A recent study has found that domestic workers often suffer abuse and sexual harassment at the hands of their bosses. The study also found that this form of abuse only got worse during the lockdown.

High concerns as over 250 000 domestic workers lose jobs due to lockdown:

The study, commissioned by Hlanganisa Institute of Development in Southern Africa and Izwi Domestic Workers Alliance, was conducted in Gauteng, KwaZulu-Natal and the Western Cape. The study covers the period from July to August.

The study also found that domestic workers are often asked to perform sexual favours.

Executive Director at Hlanganisa Institute, Bongiwe Ndondo highlights some of the cases.
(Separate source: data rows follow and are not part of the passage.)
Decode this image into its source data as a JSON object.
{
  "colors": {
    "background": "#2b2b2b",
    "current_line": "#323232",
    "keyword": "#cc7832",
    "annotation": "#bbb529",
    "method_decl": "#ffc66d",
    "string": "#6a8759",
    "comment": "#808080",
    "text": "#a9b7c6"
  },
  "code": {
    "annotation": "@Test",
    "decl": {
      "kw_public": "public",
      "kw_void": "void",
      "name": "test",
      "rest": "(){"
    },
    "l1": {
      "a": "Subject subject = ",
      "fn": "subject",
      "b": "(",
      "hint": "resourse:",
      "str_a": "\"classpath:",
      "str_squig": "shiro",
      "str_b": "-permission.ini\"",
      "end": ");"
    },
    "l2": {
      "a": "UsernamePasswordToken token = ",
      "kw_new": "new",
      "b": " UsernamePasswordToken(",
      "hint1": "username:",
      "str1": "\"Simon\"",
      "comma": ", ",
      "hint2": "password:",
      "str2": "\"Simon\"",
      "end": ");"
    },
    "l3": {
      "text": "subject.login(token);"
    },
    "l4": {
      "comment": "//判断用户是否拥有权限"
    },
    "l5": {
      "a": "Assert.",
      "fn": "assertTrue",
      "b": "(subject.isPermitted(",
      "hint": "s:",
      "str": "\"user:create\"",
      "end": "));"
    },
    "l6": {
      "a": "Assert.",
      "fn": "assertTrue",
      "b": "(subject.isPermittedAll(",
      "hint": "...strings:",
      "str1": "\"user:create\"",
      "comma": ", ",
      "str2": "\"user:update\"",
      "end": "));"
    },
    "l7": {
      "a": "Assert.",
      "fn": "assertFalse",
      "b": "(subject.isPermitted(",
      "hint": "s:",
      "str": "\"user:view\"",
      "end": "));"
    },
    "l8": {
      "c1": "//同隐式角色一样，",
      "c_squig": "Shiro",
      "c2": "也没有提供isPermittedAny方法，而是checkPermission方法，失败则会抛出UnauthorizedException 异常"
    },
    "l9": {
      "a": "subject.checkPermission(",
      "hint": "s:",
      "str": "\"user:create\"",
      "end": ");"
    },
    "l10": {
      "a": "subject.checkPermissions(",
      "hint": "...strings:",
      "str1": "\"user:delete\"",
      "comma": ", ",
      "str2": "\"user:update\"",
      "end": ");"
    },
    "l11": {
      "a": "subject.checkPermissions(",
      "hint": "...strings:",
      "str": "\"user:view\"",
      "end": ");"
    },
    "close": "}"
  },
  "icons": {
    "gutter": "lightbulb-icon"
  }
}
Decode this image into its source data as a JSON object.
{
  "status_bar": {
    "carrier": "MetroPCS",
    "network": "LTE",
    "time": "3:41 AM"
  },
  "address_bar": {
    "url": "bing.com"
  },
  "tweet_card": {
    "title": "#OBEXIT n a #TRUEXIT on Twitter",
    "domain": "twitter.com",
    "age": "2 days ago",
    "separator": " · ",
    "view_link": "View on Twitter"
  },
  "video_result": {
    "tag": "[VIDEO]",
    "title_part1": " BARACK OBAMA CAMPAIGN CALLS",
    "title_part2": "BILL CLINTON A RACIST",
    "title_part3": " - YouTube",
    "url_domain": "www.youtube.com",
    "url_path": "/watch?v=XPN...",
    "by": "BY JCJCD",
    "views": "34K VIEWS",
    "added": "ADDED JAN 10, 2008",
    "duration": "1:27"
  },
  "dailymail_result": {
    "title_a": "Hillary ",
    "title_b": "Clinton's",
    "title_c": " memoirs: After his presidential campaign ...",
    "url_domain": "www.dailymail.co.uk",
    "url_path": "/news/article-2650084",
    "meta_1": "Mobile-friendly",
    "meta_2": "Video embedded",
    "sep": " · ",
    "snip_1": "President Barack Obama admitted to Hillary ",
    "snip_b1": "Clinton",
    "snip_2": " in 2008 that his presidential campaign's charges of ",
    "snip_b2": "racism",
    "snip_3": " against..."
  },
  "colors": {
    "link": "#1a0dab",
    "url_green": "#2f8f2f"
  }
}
“The son of the employer asked her not to wear any knickers around the house as she’s cleaning and going about her duties and then ask for sexual favours from her. That domestic worker in particular had raised that young man. So this is a young man who was born when she was already working for that family. There were others where employers walked around their homes naked. Some of them walked into the rooms of domestic workers during their private time. In the one instance, the employer asked for sexual favours for extra pay and the domestic worker obliged. He then invited his friends over and asked if his friends could also get the same sexual favours.”

Reporting sexual harassment

The study found that domestic workers risk losing their jobs if they report sexual harassment.

Amongst others, it found that domestic workers, many of whom are undocumented migrants, have no recourse for reporting sexual harassment by their employers. It also found that some are forced to perform sexual favours in exchange for money.

Ndondo says there is simply no structure to report abuse.

“With domestic workers, the only people that they can actually turn to are the very employers that they serve and so when your only recourse channel is also the very same people who are perpetuating the violence, many domestic workers find themselves between a rock and a hard place because in most cases, reporting the abuse could actually result in losing their jobs. And we know how vulnerable the group is and how difficult it is to secure employment; especially for domestic workers where the great majority of them are actually undocumented migrants. Many of these domestic workers end up not reporting at all.”